They certainly have a thorough understanding of how to promote products and encourage consumers to buy pretty much anything. Whether they can sell lumps of rocks just because of scarcity marketing will be their next true test.
Bad scarcity marketing: Tidal
One thing to remember is that scarcity marketing shouldn’t overshadow your product.
According to Corey Pembleton’s blog on Velvet Rope Marketing, before you look to scarcity marketing for success, you must first “start with a quality offer people can’t find anywhere else.”
That was Tidal’s problem.
As noted by Ramona Sukharj, Tidal’s biggest issue was that they don’t offer a clear customer value.
Launched in late 2014, they offer a subscription-based music streaming service, with 2 features:
Lossless, high-quality music and HD video.
It competes against brands such as Spotify, which offers a freemium service.
But with no consumer reviews or free trial, there was no clear differentiator for Tidal. They may claim that they’re exclusive, but they need to back that up.
There’s also an issue with the quality benefit being a little too limited. To enjoy it in full, users have to invest in higher end audio equipment, limiting the potential audience.
Pass it on
There we have it. The ins and outs of scarcity marketing, and some of the pitfalls to avoid if it’s a marketing strategy you want to try. Feel free to share.
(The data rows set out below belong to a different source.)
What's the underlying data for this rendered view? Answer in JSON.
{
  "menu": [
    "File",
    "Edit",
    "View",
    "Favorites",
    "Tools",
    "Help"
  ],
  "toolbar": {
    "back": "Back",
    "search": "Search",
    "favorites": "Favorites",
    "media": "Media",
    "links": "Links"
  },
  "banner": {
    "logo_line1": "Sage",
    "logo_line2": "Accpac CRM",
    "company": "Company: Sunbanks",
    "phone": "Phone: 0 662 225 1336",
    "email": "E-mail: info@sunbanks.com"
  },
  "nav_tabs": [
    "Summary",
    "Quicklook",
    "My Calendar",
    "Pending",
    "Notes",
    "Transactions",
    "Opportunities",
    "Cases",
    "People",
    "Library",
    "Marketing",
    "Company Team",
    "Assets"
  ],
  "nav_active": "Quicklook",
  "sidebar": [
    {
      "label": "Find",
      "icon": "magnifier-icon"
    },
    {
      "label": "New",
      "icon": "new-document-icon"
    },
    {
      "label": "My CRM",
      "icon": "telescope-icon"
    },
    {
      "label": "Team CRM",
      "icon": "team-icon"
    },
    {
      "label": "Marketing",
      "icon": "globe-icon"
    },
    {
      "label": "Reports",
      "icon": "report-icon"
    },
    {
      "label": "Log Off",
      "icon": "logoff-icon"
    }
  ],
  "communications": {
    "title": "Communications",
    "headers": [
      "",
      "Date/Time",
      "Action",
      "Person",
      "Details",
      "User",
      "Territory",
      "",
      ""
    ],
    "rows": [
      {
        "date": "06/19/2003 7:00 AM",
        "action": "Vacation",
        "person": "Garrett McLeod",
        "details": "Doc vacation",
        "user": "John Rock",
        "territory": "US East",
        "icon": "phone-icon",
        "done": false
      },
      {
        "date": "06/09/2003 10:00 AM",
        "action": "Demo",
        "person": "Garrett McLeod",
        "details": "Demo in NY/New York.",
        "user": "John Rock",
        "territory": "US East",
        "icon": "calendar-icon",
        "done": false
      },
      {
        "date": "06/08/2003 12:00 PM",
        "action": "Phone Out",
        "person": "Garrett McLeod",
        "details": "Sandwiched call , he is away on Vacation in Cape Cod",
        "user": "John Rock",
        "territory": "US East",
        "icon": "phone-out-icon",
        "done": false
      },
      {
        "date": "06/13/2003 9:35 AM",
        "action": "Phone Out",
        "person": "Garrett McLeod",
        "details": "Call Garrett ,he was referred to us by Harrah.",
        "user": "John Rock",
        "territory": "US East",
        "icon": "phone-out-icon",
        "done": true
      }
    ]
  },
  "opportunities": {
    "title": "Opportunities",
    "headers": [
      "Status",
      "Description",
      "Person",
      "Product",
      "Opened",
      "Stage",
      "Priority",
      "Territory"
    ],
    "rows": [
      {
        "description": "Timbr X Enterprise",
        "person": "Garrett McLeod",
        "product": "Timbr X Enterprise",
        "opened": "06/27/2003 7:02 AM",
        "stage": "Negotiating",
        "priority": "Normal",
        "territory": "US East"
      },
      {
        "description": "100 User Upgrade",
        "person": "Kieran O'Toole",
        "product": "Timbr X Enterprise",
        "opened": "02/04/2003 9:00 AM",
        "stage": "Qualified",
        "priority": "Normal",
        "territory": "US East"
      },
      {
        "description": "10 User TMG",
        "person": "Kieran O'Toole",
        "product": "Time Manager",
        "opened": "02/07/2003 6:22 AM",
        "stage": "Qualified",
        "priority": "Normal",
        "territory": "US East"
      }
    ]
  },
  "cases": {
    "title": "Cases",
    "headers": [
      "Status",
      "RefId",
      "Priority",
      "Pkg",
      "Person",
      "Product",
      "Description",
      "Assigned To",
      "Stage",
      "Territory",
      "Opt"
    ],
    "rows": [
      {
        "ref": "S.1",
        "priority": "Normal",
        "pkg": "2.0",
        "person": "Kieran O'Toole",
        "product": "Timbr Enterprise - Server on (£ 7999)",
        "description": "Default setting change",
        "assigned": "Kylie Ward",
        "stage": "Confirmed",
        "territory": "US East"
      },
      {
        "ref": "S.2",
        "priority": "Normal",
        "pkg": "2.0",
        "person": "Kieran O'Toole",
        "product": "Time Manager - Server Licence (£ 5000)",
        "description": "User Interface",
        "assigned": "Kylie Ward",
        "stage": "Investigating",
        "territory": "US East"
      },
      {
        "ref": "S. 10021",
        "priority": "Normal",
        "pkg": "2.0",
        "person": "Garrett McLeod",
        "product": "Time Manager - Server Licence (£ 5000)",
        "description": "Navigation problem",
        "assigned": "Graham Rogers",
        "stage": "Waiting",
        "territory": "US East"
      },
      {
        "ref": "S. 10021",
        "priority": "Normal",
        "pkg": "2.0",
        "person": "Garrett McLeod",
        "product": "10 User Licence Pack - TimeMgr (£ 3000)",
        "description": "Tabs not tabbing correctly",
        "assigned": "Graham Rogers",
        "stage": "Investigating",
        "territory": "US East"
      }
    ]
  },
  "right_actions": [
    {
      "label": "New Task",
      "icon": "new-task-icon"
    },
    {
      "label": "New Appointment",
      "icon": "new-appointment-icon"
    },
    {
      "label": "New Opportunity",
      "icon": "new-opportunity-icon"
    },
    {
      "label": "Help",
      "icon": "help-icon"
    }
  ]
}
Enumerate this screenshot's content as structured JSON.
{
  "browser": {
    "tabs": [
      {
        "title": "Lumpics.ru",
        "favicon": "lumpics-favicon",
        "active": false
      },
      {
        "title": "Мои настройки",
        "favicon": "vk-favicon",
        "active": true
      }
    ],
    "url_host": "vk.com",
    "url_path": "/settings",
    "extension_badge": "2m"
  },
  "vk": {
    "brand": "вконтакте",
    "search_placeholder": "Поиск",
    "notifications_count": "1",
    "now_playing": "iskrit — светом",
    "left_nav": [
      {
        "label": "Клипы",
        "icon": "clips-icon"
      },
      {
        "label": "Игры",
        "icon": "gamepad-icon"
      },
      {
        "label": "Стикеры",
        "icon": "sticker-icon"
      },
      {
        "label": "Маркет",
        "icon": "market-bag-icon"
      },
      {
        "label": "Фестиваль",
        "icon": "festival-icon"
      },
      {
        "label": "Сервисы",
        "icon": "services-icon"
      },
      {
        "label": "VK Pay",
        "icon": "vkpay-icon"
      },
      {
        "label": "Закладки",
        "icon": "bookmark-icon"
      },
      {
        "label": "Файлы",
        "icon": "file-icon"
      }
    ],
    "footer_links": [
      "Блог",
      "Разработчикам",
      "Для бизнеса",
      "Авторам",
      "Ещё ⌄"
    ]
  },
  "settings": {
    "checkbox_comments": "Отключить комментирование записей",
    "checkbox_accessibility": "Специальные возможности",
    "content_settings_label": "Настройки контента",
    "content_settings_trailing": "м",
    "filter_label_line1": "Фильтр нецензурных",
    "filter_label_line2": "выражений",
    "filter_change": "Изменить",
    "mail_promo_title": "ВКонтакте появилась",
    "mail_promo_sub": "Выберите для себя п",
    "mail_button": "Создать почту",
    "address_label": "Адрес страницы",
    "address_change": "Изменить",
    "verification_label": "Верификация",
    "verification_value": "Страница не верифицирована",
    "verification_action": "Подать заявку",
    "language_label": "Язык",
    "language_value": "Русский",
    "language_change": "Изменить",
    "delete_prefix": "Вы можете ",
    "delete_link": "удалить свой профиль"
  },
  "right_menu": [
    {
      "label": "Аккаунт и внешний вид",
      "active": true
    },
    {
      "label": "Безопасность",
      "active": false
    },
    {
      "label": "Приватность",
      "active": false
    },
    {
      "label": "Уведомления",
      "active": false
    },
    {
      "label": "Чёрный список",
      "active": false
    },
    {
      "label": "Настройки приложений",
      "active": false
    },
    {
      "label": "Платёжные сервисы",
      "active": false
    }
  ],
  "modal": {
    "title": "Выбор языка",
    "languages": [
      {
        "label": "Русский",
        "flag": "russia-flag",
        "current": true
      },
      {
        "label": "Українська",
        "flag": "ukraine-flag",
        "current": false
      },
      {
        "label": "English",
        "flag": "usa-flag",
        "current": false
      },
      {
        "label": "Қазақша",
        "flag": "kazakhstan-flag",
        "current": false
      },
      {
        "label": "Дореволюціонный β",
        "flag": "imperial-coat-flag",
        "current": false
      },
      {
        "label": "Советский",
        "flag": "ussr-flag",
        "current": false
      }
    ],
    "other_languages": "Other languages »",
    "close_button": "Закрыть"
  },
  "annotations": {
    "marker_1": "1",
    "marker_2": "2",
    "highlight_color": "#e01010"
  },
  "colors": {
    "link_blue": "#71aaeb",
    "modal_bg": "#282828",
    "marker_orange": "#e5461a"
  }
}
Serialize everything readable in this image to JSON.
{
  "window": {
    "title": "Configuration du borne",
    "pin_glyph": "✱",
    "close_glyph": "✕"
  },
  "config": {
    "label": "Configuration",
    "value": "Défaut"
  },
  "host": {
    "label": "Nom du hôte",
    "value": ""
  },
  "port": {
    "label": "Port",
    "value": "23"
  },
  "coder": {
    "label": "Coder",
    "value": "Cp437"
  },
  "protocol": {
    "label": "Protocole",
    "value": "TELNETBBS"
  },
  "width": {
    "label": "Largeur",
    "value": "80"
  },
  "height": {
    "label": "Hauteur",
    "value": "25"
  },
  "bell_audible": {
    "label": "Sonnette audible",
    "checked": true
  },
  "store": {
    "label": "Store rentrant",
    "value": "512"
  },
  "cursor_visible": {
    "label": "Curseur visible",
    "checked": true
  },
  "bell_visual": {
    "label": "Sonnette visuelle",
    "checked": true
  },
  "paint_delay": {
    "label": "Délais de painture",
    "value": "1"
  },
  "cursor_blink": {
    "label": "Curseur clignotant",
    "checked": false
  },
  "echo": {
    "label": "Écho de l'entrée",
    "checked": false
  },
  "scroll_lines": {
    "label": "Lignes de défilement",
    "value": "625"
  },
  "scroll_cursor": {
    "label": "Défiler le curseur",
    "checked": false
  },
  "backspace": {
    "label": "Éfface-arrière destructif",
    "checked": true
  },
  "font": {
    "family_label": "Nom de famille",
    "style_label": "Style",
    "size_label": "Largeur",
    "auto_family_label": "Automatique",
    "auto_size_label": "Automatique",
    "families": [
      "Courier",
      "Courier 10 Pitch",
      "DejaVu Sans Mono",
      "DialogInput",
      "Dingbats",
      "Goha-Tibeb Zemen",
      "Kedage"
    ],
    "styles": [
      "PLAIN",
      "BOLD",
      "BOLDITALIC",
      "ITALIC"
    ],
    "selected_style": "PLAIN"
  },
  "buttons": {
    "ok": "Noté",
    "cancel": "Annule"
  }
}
If you want to know what’s trending (essential if you don’t want your brand to be too exclusive), you can request a free demo of Quick Search below.